Records excerpted from a collection:
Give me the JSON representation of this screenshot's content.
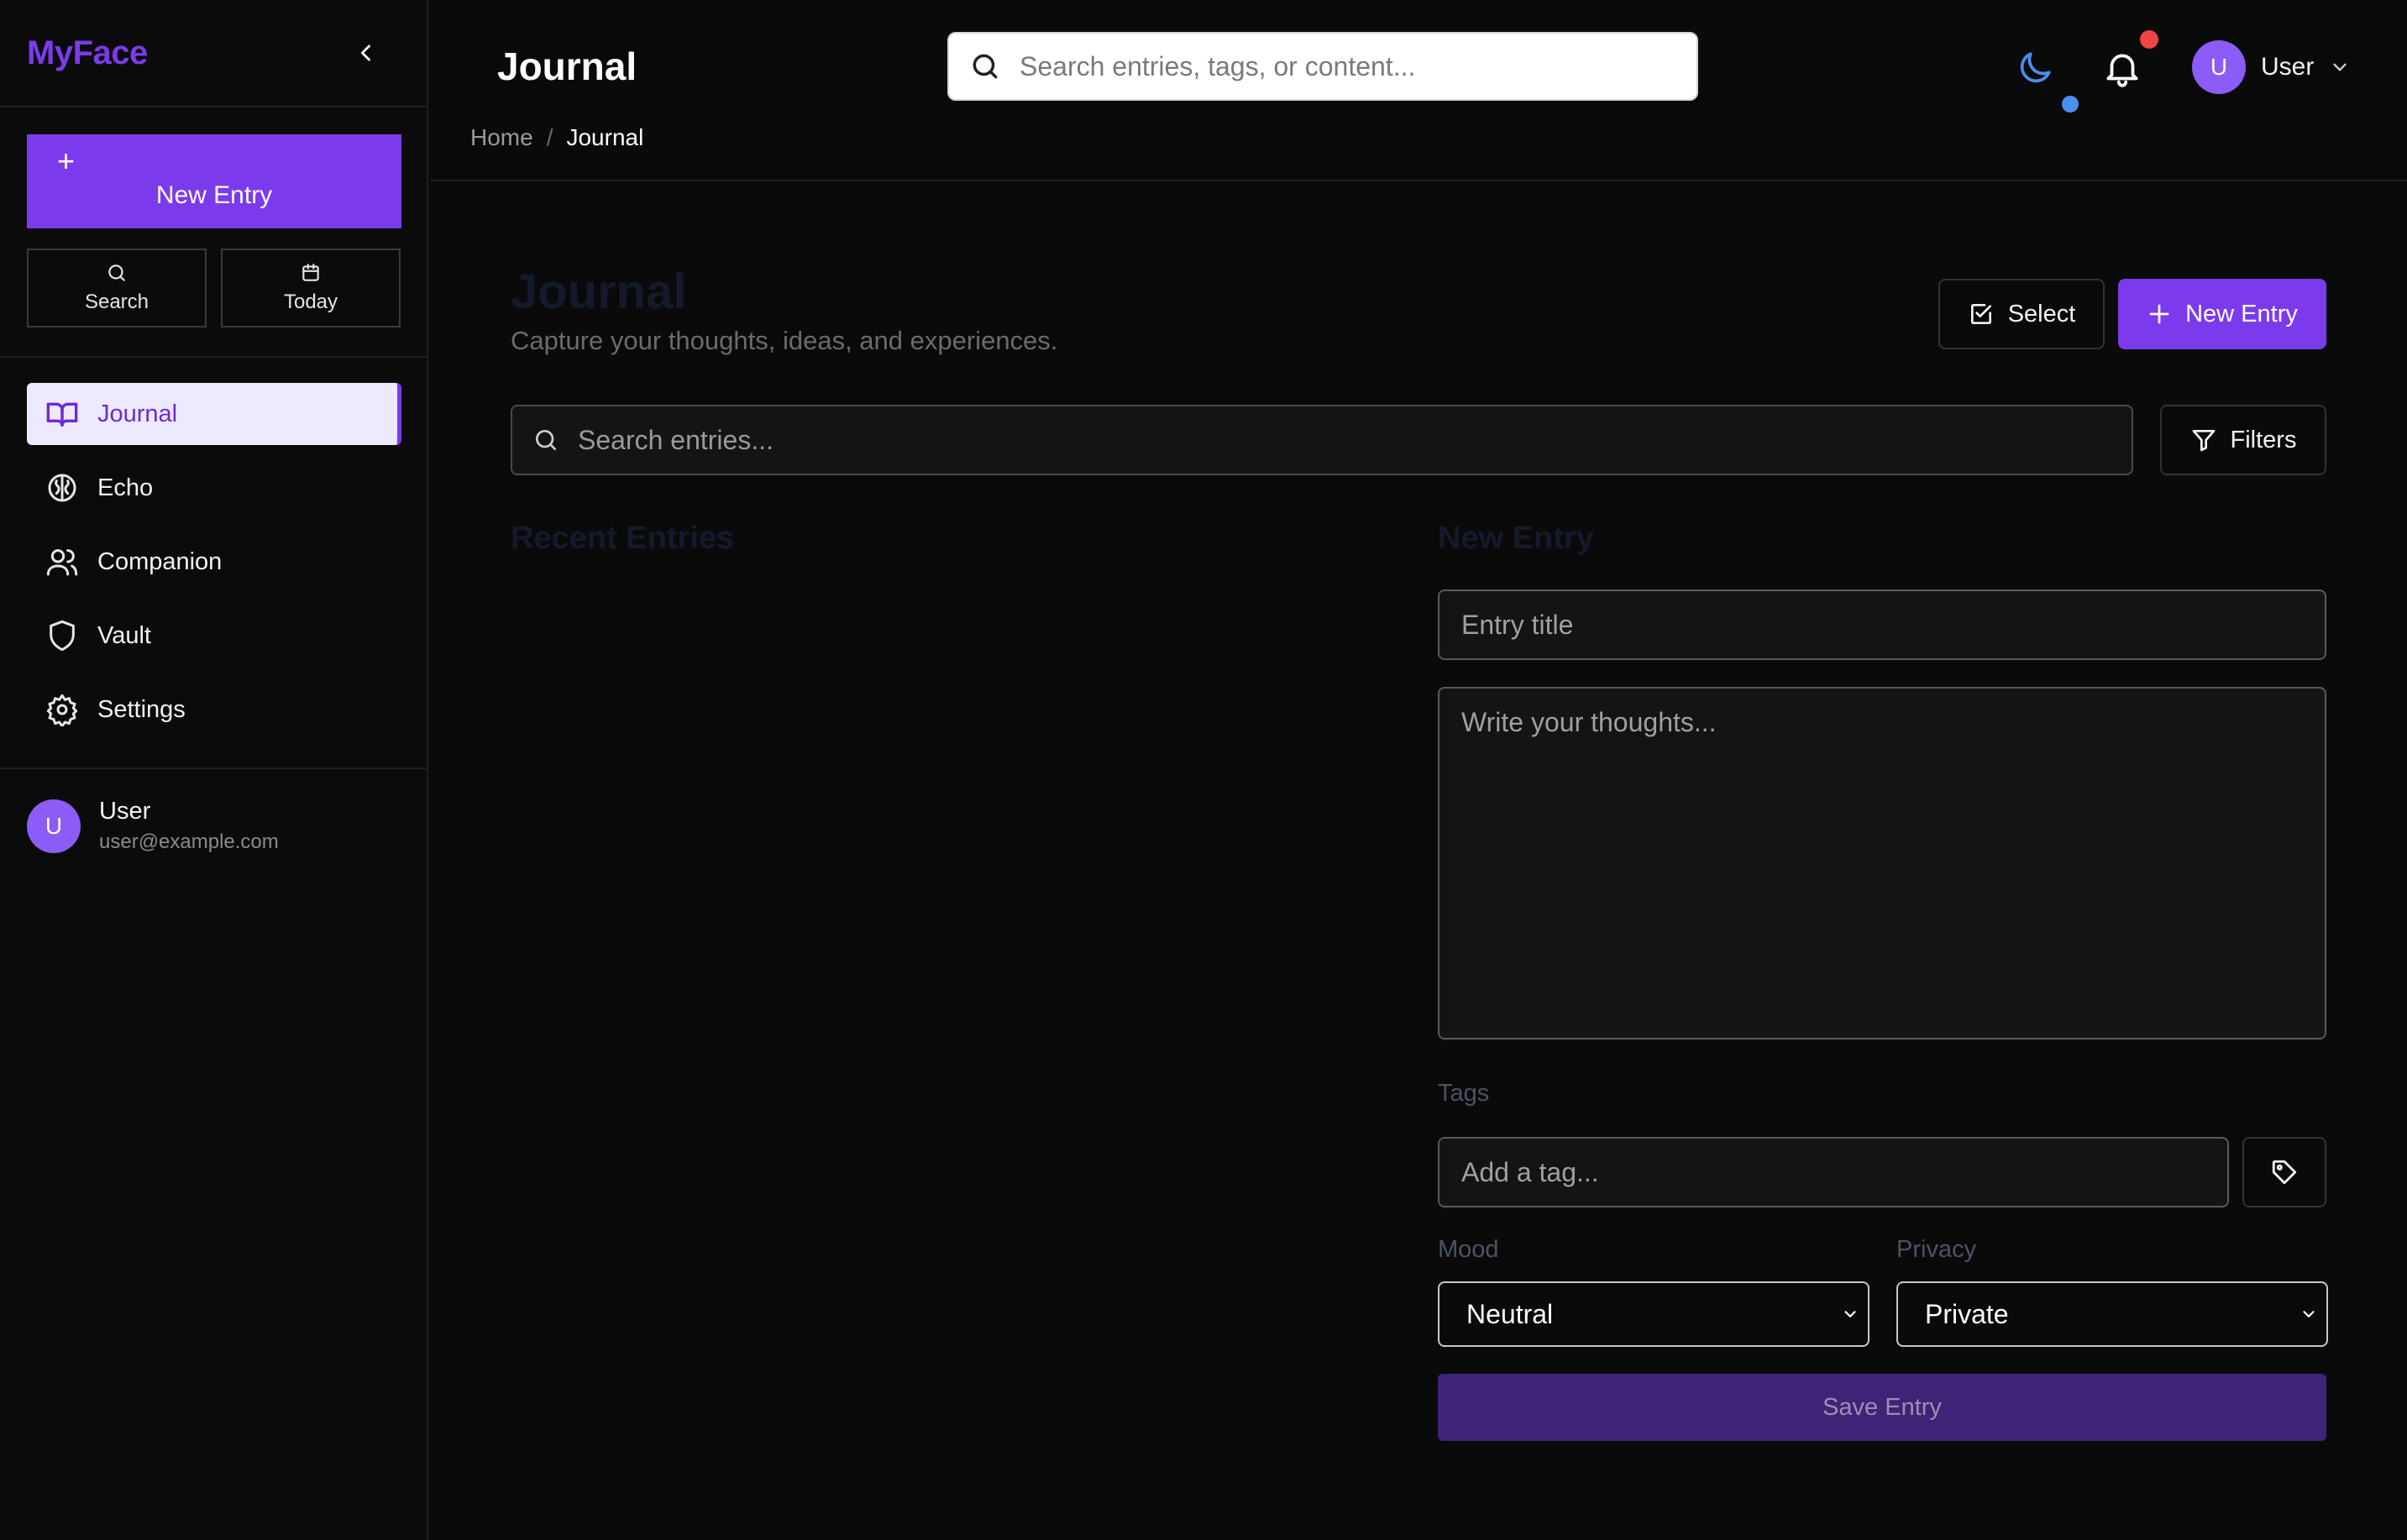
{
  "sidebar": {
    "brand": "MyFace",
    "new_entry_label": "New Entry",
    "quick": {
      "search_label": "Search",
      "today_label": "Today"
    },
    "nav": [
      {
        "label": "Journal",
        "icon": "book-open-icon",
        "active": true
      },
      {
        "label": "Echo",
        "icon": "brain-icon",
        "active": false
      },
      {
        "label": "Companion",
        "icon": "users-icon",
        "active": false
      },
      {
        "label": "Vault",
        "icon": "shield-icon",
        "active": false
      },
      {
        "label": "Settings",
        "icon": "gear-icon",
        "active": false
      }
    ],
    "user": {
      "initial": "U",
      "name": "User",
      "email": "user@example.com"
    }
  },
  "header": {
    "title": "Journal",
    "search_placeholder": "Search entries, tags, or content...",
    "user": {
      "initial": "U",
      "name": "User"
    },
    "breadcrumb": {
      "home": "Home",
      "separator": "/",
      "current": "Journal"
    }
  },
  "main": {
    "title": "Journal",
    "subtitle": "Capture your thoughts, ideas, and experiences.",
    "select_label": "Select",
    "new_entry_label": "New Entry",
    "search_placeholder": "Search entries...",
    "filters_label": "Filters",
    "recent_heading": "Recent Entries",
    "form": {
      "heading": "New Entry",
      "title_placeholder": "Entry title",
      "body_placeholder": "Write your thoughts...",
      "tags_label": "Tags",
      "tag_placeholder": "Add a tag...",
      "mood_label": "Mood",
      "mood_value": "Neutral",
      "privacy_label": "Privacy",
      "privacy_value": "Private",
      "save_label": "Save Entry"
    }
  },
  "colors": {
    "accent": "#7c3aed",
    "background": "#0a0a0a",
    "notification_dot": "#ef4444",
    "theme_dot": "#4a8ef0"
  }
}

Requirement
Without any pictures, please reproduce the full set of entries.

Task response
Give me the JSON representation of this screenshot's content.
{
  "sidebar": {
    "brand": "MyFace",
    "new_entry_label": "New Entry",
    "quick": {
      "search_label": "Search",
      "today_label": "Today"
    },
    "nav": [
      {
        "label": "Journal",
        "icon": "book-open-icon",
        "active": true
      },
      {
        "label": "Echo",
        "icon": "brain-icon",
        "active": false
      },
      {
        "label": "Companion",
        "icon": "users-icon",
        "active": false
      },
      {
        "label": "Vault",
        "icon": "shield-icon",
        "active": false
      },
      {
        "label": "Settings",
        "icon": "gear-icon",
        "active": false
      }
    ],
    "user": {
      "initial": "U",
      "name": "User",
      "email": "user@example.com"
    }
  },
  "header": {
    "title": "Journal",
    "search_placeholder": "Search entries, tags, or content...",
    "user": {
      "initial": "U",
      "name": "User"
    },
    "breadcrumb": {
      "home": "Home",
      "separator": "/",
      "current": "Journal"
    }
  },
  "main": {
    "title": "Journal",
    "subtitle": "Capture your thoughts, ideas, and experiences.",
    "select_label": "Select",
    "new_entry_label": "New Entry",
    "search_placeholder": "Search entries...",
    "filters_label": "Filters",
    "recent_heading": "Recent Entries",
    "form": {
      "heading": "New Entry",
      "title_placeholder": "Entry title",
      "body_placeholder": "Write your thoughts...",
      "tags_label": "Tags",
      "tag_placeholder": "Add a tag...",
      "mood_label": "Mood",
      "mood_value": "Neutral",
      "privacy_label": "Privacy",
      "privacy_value": "Private",
      "save_label": "Save Entry"
    }
  },
  "colors": {
    "accent": "#7c3aed",
    "background": "#0a0a0a",
    "notification_dot": "#ef4444",
    "theme_dot": "#4a8ef0"
  }
}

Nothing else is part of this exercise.